***** DATA LISTING

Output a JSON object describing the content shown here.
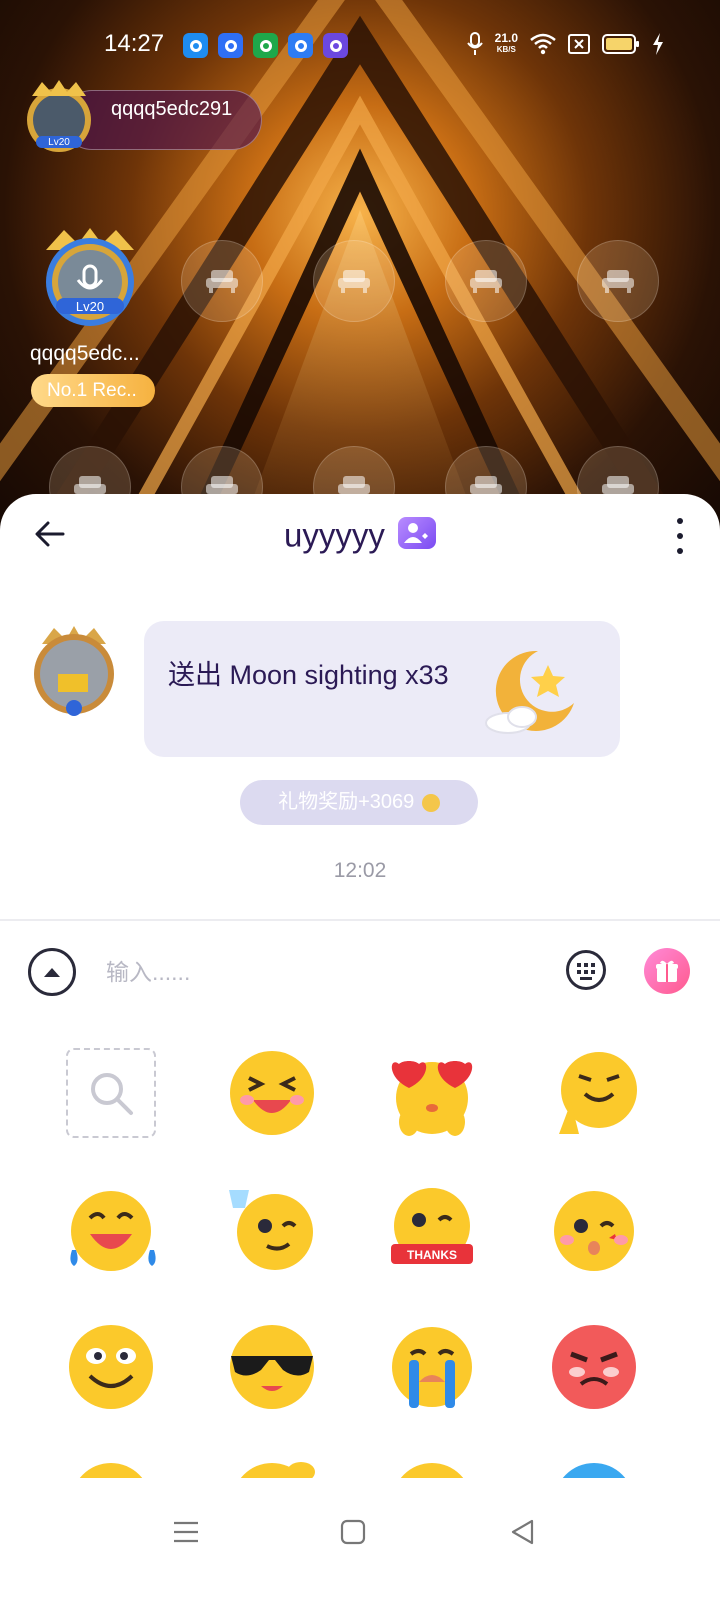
{
  "status_bar": {
    "time": "14:27",
    "net_speed_value": "21.0",
    "net_speed_unit": "KB/S",
    "notification_colors": [
      "#1e8cf0",
      "#2f6ff5",
      "#1ea84a",
      "#2d7cf3",
      "#6b48e0"
    ]
  },
  "room": {
    "host_name": "qqqq5edc291",
    "host_level": "Lv20",
    "seat_user_name": "qqqq5edc...",
    "seat_user_level": "Lv20",
    "seat_badge": "No.1 Rec..",
    "empty_seat_icon": "sofa-icon"
  },
  "chat": {
    "title": "uyyyyy",
    "message_text": "送出 Moon sighting x33",
    "reward_text": "礼物奖励+3069",
    "timestamp": "12:02"
  },
  "input": {
    "placeholder": "输入......"
  },
  "emoji_panel": {
    "items": [
      "search-icon",
      "laughing-emoji",
      "heart-eyes-emoji",
      "praying-emoji",
      "tears-of-joy-emoji",
      "toast-wink-emoji",
      "thanks-emoji",
      "kiss-emoji",
      "smiling-emoji",
      "sunglasses-emoji",
      "crying-emoji",
      "angry-emoji"
    ]
  },
  "colors": {
    "accent": "#7a4bf2",
    "title_text": "#2b1a55",
    "bubble_bg": "#ecebf7",
    "gift_button": "#ff5a8e"
  }
}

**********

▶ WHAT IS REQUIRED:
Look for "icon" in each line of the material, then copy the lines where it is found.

▶ YOUR SOLUTION:
    "empty_seat_icon": "sofa-icon"
      "search-icon",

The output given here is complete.